> **ACTION ITEM**: The reply should hold every line of the listing exactly, and none of its images.

> **DATASET EXTRACT**:
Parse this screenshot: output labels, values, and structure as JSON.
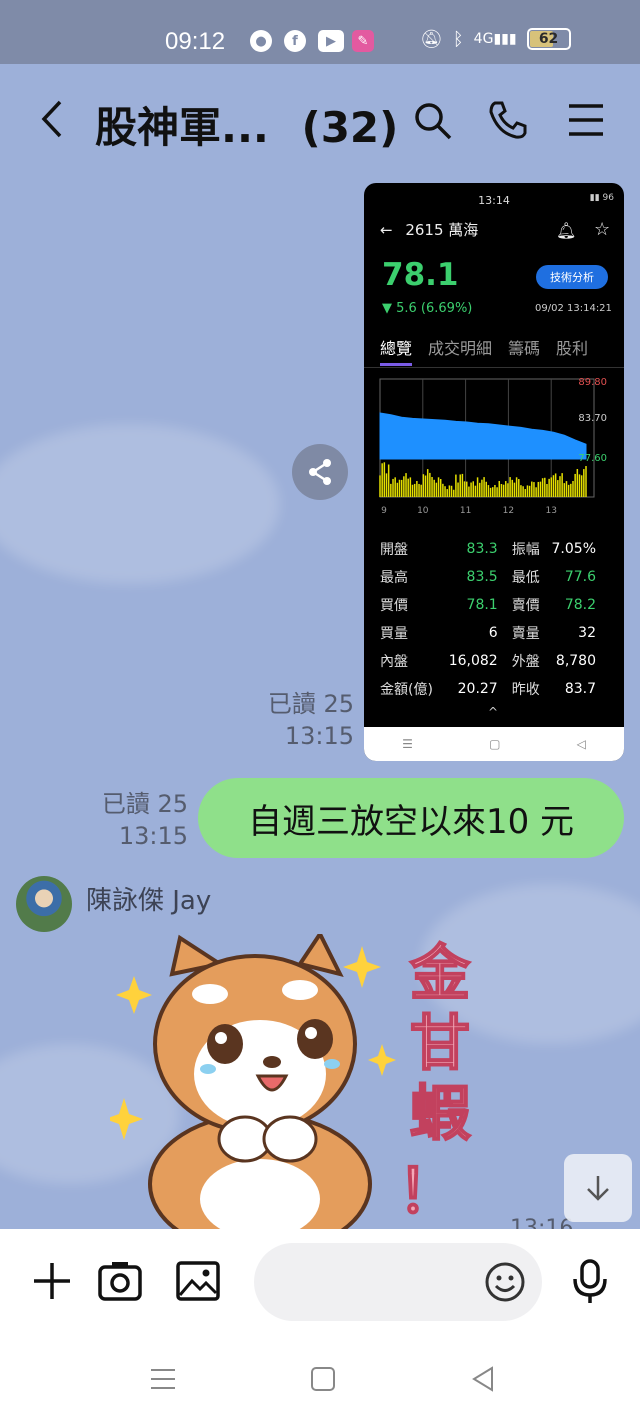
{
  "status_bar": {
    "time": "09:12",
    "network": "4G",
    "battery": "62",
    "battery_level_pct": 62
  },
  "header": {
    "title": "股神軍...",
    "member_count": "(32)"
  },
  "screenshot_msg": {
    "status_time": "13:14",
    "status_battery": "96",
    "stock_title": "2615 萬海",
    "price": "78.1",
    "change": "▼ 5.6 (6.69%)",
    "tech_button": "技術分析",
    "datetime": "09/02 13:14:21",
    "tabs": [
      "總覽",
      "成交明細",
      "籌碼",
      "股利"
    ],
    "stats": [
      [
        "開盤",
        "83.3",
        "振幅",
        "7.05%"
      ],
      [
        "最高",
        "83.5",
        "最低",
        "77.6"
      ],
      [
        "買價",
        "78.1",
        "賣價",
        "78.2"
      ],
      [
        "買量",
        "6",
        "賣量",
        "32"
      ],
      [
        "內盤",
        "16,082",
        "外盤",
        "8,780"
      ],
      [
        "金額(億)",
        "20.27",
        "昨收",
        "83.7"
      ]
    ],
    "caret": "^"
  },
  "chart_data": {
    "type": "area",
    "y_ticks": [
      "89.80",
      "83.70",
      "77.60"
    ],
    "x_ticks": [
      "9",
      "10",
      "11",
      "12",
      "13"
    ],
    "ylim": [
      77.6,
      89.8
    ],
    "price_series": [
      83.3,
      83.0,
      82.6,
      82.4,
      82.3,
      82.2,
      82.1,
      81.9,
      81.8,
      81.6,
      81.5,
      81.3,
      81.1,
      80.9,
      80.6,
      80.4,
      80.1,
      79.6,
      78.8,
      78.1
    ],
    "volume_series": [
      0.9,
      0.5,
      0.6,
      0.4,
      0.7,
      0.5,
      0.3,
      0.6,
      0.4,
      0.5,
      0.3,
      0.4,
      0.5,
      0.3,
      0.4,
      0.5,
      0.6,
      0.4,
      0.7,
      1.0
    ],
    "colors": {
      "price": "#1e90ff",
      "volume": "#e5e000",
      "up_tick": "#e05050",
      "down_tick": "#3ccf6e"
    }
  },
  "messages": {
    "read1": "已讀 25",
    "time1": "13:15",
    "read2": "已讀 25",
    "time2": "13:15",
    "bubble_text": "自週三放空以來10 元",
    "sender_name": "陳詠傑 Jay",
    "sticker_text": "金甘蝦！",
    "partial_time": "13:16"
  },
  "input_bar": {
    "placeholder": ""
  },
  "colors": {
    "chat_bg": "#9db0d9",
    "bubble": "#8fe08a",
    "status_bar": "#7f8ba8"
  }
}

> **OUTPUT**:
Parse this screenshot: output labels, values, and structure as JSON.
{
  "status_bar": {
    "time": "09:12",
    "network": "4G",
    "battery": "62",
    "battery_level_pct": 62
  },
  "header": {
    "title": "股神軍...",
    "member_count": "(32)"
  },
  "screenshot_msg": {
    "status_time": "13:14",
    "status_battery": "96",
    "stock_title": "2615 萬海",
    "price": "78.1",
    "change": "▼ 5.6 (6.69%)",
    "tech_button": "技術分析",
    "datetime": "09/02 13:14:21",
    "tabs": [
      "總覽",
      "成交明細",
      "籌碼",
      "股利"
    ],
    "stats": [
      [
        "開盤",
        "83.3",
        "振幅",
        "7.05%"
      ],
      [
        "最高",
        "83.5",
        "最低",
        "77.6"
      ],
      [
        "買價",
        "78.1",
        "賣價",
        "78.2"
      ],
      [
        "買量",
        "6",
        "賣量",
        "32"
      ],
      [
        "內盤",
        "16,082",
        "外盤",
        "8,780"
      ],
      [
        "金額(億)",
        "20.27",
        "昨收",
        "83.7"
      ]
    ],
    "caret": "^"
  },
  "chart_data": {
    "type": "area",
    "y_ticks": [
      "89.80",
      "83.70",
      "77.60"
    ],
    "x_ticks": [
      "9",
      "10",
      "11",
      "12",
      "13"
    ],
    "ylim": [
      77.6,
      89.8
    ],
    "price_series": [
      83.3,
      83.0,
      82.6,
      82.4,
      82.3,
      82.2,
      82.1,
      81.9,
      81.8,
      81.6,
      81.5,
      81.3,
      81.1,
      80.9,
      80.6,
      80.4,
      80.1,
      79.6,
      78.8,
      78.1
    ],
    "volume_series": [
      0.9,
      0.5,
      0.6,
      0.4,
      0.7,
      0.5,
      0.3,
      0.6,
      0.4,
      0.5,
      0.3,
      0.4,
      0.5,
      0.3,
      0.4,
      0.5,
      0.6,
      0.4,
      0.7,
      1.0
    ],
    "colors": {
      "price": "#1e90ff",
      "volume": "#e5e000",
      "up_tick": "#e05050",
      "down_tick": "#3ccf6e"
    }
  },
  "messages": {
    "read1": "已讀 25",
    "time1": "13:15",
    "read2": "已讀 25",
    "time2": "13:15",
    "bubble_text": "自週三放空以來10 元",
    "sender_name": "陳詠傑 Jay",
    "sticker_text": "金甘蝦！",
    "partial_time": "13:16"
  },
  "input_bar": {
    "placeholder": ""
  },
  "colors": {
    "chat_bg": "#9db0d9",
    "bubble": "#8fe08a",
    "status_bar": "#7f8ba8"
  }
}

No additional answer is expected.